Stored data entries
━━━━━━━━

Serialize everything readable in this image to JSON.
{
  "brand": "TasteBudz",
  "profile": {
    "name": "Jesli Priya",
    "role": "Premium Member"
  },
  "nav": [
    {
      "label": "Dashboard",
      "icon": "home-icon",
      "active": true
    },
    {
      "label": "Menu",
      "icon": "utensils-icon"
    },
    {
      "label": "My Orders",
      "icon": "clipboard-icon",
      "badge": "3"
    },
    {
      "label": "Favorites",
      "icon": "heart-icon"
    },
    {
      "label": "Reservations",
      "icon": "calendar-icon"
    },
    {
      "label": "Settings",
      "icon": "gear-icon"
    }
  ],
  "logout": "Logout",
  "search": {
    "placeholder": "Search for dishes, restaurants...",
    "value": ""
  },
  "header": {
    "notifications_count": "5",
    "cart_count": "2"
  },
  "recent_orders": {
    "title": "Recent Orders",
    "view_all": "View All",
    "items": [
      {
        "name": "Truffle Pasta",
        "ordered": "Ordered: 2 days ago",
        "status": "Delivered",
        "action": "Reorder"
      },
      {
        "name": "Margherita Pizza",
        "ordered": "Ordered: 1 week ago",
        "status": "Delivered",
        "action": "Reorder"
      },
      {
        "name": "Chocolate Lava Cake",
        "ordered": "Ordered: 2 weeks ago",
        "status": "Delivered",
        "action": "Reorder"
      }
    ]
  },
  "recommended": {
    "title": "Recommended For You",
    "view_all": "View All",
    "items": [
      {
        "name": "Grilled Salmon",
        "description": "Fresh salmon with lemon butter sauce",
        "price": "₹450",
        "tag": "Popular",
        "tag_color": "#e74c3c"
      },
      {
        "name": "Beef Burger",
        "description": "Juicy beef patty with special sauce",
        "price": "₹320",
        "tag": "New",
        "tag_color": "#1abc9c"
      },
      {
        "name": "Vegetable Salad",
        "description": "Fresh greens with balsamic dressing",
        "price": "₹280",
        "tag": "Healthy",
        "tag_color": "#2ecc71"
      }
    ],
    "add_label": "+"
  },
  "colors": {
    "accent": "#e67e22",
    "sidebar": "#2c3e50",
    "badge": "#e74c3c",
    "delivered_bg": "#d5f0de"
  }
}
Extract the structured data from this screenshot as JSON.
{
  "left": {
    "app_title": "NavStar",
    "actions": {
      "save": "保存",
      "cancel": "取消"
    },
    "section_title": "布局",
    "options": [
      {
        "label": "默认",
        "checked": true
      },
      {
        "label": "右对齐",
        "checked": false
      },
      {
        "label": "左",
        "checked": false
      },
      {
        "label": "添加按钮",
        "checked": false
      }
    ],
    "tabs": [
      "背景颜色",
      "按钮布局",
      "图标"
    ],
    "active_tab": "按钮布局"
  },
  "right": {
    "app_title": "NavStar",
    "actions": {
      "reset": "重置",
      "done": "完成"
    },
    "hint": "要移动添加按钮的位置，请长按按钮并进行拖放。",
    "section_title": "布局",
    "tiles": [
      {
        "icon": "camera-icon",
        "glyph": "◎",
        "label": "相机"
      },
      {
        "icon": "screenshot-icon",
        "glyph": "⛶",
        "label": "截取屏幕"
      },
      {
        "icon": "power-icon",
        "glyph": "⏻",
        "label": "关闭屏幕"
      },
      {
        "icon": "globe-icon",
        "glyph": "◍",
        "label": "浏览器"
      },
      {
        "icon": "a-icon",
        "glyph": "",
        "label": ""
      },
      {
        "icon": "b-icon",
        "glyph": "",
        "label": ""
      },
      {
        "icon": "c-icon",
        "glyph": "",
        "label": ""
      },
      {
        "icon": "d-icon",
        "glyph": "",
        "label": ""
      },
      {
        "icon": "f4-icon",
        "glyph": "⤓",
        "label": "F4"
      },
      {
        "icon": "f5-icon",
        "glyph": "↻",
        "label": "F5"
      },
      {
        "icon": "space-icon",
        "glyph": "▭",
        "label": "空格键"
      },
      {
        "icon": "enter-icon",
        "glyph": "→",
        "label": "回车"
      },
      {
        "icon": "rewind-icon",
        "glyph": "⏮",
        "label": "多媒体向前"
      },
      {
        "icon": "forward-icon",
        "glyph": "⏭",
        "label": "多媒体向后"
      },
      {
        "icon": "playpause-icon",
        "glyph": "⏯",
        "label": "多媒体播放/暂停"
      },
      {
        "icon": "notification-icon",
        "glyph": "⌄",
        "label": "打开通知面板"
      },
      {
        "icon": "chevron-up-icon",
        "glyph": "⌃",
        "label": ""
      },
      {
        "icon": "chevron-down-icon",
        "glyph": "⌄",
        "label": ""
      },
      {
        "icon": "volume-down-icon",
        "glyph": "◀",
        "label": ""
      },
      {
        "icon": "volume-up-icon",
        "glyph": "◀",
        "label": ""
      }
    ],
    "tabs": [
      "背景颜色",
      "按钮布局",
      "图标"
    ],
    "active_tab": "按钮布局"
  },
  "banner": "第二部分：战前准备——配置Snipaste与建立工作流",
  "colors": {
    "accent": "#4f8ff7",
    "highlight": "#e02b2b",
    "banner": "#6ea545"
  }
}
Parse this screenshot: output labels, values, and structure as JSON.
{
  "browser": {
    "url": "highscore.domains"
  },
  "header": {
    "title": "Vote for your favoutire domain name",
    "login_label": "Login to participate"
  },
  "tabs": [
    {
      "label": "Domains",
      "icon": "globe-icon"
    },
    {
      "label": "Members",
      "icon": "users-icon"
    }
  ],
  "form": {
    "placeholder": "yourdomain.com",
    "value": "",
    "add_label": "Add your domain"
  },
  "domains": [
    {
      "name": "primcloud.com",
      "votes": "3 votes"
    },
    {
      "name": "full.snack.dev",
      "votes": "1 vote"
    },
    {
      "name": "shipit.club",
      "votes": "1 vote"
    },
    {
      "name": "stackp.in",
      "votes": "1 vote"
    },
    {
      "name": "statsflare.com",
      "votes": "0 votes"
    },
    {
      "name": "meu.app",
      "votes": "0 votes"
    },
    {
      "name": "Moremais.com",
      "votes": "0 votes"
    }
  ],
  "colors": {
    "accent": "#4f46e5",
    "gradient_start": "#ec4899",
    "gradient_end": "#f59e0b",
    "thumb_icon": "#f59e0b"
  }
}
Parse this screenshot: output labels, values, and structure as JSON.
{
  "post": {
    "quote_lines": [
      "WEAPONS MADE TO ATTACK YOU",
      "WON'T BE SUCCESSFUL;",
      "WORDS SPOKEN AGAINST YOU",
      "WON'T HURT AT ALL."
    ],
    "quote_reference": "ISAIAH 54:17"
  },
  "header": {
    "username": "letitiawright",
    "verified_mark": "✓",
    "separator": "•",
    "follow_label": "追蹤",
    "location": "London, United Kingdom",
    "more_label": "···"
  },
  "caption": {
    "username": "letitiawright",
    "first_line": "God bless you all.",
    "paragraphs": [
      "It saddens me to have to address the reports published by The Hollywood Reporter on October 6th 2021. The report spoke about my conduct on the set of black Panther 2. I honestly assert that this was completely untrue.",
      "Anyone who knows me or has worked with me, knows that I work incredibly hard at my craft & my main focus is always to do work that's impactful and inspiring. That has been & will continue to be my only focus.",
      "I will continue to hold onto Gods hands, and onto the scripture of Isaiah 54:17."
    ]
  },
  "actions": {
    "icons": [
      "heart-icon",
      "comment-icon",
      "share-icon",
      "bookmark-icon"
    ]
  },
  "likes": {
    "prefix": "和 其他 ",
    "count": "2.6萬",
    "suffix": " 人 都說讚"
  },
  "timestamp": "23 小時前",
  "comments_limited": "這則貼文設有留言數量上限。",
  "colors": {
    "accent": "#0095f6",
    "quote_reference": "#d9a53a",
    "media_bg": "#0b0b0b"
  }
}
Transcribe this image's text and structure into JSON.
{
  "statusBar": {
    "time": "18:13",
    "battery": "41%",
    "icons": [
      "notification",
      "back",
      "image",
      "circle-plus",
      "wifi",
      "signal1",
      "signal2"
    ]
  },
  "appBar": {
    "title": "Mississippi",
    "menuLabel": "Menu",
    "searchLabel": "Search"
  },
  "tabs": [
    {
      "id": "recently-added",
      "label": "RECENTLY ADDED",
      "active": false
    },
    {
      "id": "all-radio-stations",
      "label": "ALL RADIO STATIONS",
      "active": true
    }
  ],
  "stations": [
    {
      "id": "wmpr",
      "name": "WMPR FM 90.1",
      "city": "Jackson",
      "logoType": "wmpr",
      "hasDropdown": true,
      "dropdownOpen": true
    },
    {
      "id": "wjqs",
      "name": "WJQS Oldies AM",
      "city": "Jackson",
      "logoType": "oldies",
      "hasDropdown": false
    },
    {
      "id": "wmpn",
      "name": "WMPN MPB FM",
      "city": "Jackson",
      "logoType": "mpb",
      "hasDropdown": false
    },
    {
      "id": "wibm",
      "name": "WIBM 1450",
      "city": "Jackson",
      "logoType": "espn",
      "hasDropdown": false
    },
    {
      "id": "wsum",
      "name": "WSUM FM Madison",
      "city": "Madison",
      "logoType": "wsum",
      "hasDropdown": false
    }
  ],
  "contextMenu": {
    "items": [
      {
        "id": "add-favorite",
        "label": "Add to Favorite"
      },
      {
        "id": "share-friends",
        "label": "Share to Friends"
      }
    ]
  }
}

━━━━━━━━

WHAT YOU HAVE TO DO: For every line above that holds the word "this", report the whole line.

THE COMPLETED TASK:
Serialize everything readable in this image to JSON.
Extract the structured data from this screenshot as JSON.
Parse this screenshot: output labels, values, and structure as JSON.
Parse this screenshot: output labels, values, and structure as JSON.
      "It saddens me to have to address the reports published by The Hollywood Reporter on October 6th 2021. The report spoke about my conduct on the set of black Panther 2. I honestly assert that this was completely untrue.",
Transcribe this image's text and structure into JSON.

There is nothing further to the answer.